Covid-19 vaccine roll out – time for some pre-planning

27th February 2021, Dr Chee L Khoo

time for panic yet?

Even though there should be no panic in the roll out, as more and more is being flashed across our TV screen, patients may start queuing up at the practice agitating to be first to be vaccinated. We all still have our normal patients to look after everyday and we need some pre-planning to avoid being snowed under and causing stress to GPs and their staff. I know we all have different practice set up, different patient mix, different financial models and different staffing arrangements but the covid-19 roll out is coming up real soon. I thought I will detail out how I will be incorporating the mass vaccination into my practice so that the whole process will occur seamlessly.

I run a solo practice in Ingleburn and is fortunate to have a practice nurse for 3 sessions a week. She is qualified to give injections under supervision at the practice. We are open 4.5 days a week and the occasional Saturday. We have mixed billing but intend to bulk bill all covid-19 vaccinations using the new Covid-19 vaccine item numbers. We have approximately 900-1000 regular patients. We expect about 700 patients would want to be vaccinated. Approximately 200 of these patients will qualify for the Phase 1B roll out

Due storage requirements, we will all be getting the AstraZeneca/Oxford vaccine. Due to supply problems, it is likely that the first shipment will make their way into general practice in mid to end of March at the earliest for Phase 1B. Phase 2 is likely to probably start towards mid to end of April. Thus, by the time we finish the second jab, it will be August or September.

We won’t be making any appointments for any roll out until we have received at least 200 vaccines for Phase 1B and at least 400-500 vaccines for Phase 2. We don’t want a repeat of last year’s fluvaccine roll out debacle when God knows when the shipment arrives.

The roll out plan

  • When we are ready to roll out, we will only patients who make vaccination-only appointments which will run parallel to our usually practice appointments. Because the multi-dose vials come in 10 doses, we can vaccinate 10 patients per hour as vaccinated patients need to wait for 15 mins. We will have 3 lots of one-hour sessions over the course of the day (say 10am, 12pm and 3 pm). There will be no ad hoc vaccination of patients outside of these vaccination-only appointments as this will cause problems with half used vials by the end of the day. The vaccination-only appointments have to be in multiples of ten.
  • When patient arrives for their vaccination-only appointment, they will come in to read and sign their consent forms. Some may already have read the consent forms before presenting for their vaccines. Once the patient has signed the consent form, the next appointment will be made. This could be the fluvaccine in two-four weeks’ time or the second Covid-19 vaccine in 12 weeks’ time. They will then sit down in the empty waiting room or a second consult room.
  • When three patients have been “processed” by reception, I will be notified. The ten vaccines would have been drawn up that morning. I will politely excuse myself from the ongoing consultation and pop out to administer the vaccines to the waiting patients. This should take 15-20 seconds per three patients before returning to my consulting room.
  • Patients who have received their vaccine can then either sit in their car if they are parked just outside the practice or on chairs outside the practice on the pavement for 15 minutes. When the 15 minutes is up, they will knock on the locked practice doors and wave to the receptionist to indicate that they are going. The next 3 patients will then be called in to go through the same processing.

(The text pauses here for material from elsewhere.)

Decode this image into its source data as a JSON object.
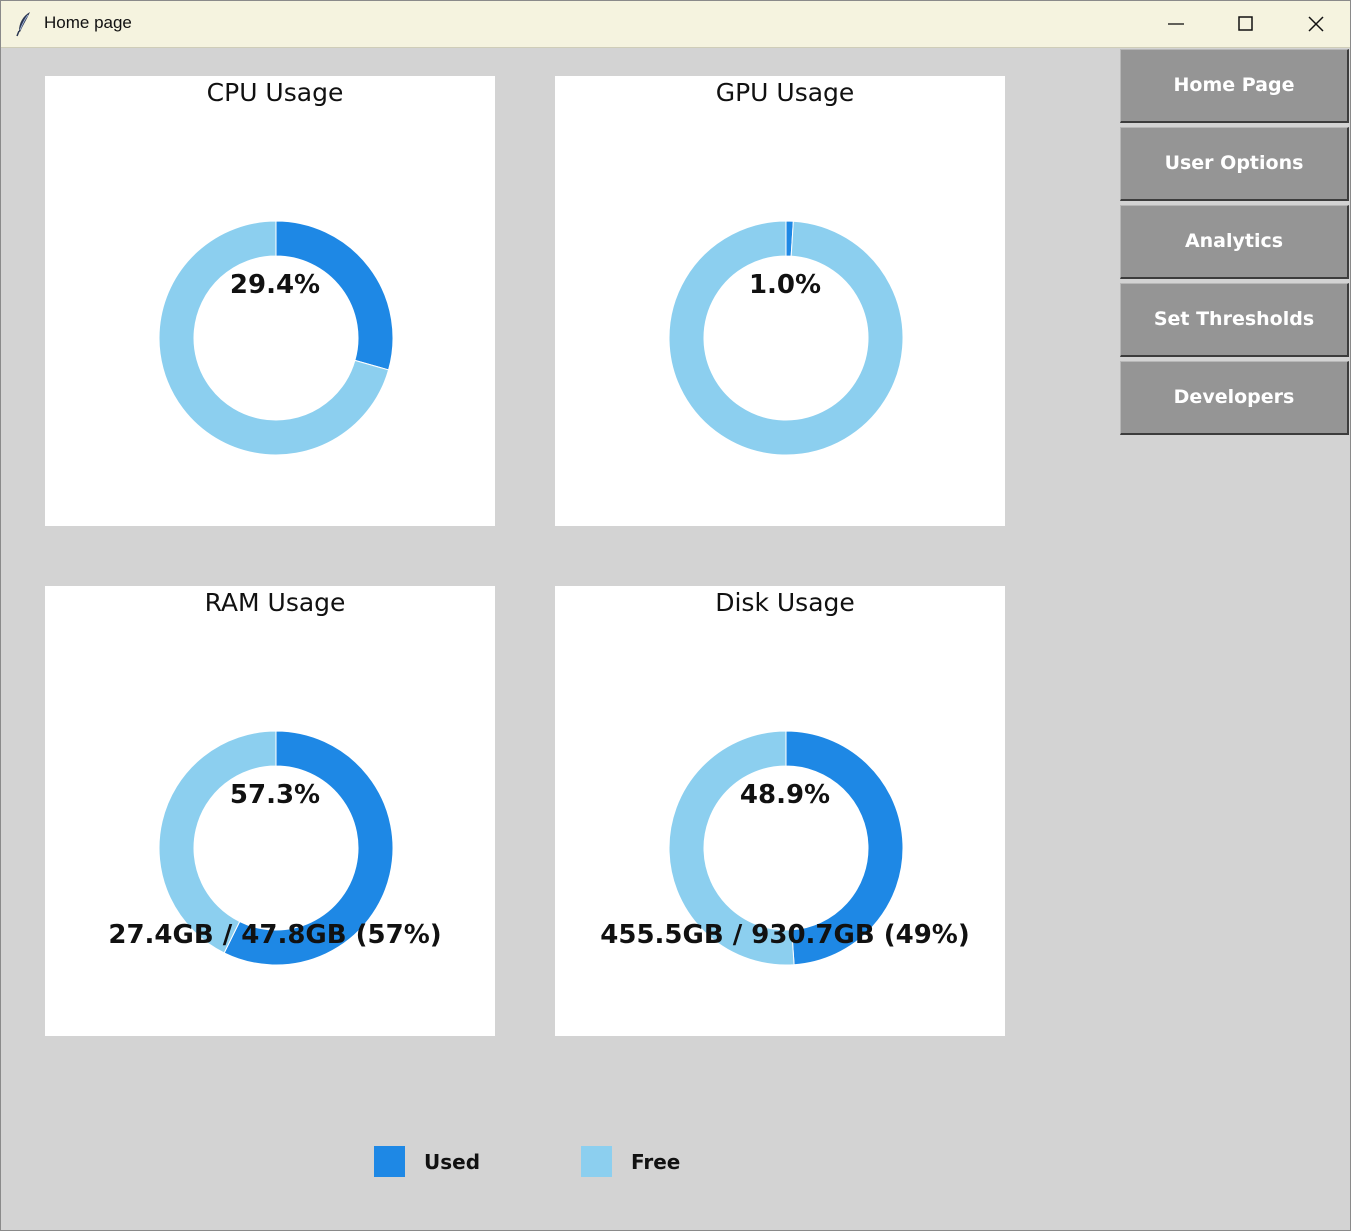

We can comfortably vaccinate 30 patients a week or 150 patients a week. It should take 3-4 weeks to complete vaccinating all the 200 patients in Phase 1B and all the 500-600 patients in Phase 2 before we start planning for the second injections.

Behind the scenes

  • Consent forms need to be pre-populated and printed before the patients come in.
  • The bar code for each vial (10 doses) to be used can be entered onto the desktop and paste into Best Practice for later uploading.
  • Signed consent forms need to be scanned into the file.

As we plan for the roll out, we need to be conscious of the additional stress to reception staff. We don’t want them to burn out over the next 6 months.

This is my Plan A as we don’t have any details of the ordering, delivery and paperwork trail yet weeks out from the roll out. No doubt there will be a curve ball thrown in our direction when the roll out truly begin and we will need to improvise. In the meantime, we will need to think about:

  • FAQs for the vaccine
  • The design of the consent form
  • Who to include in Phase 1B
  • When to vaccinate immunocompromised patients
  • Completing 30-minute the AstraZeneca/Oxford vaccine course (not available yet) – please do not do the currently available 4 hour Pfizer vaccine online course unless you are involved in the Phase 1A roll out

I will keep you informed over the next couple of weeks when the above information become available.

This is how we will undertake the roll out. There is more than one way to skin a cat. If you have other helpful suggestions that you would like to share with your GP colleagues, please email me so that I can publish the suggestions for all to benefit.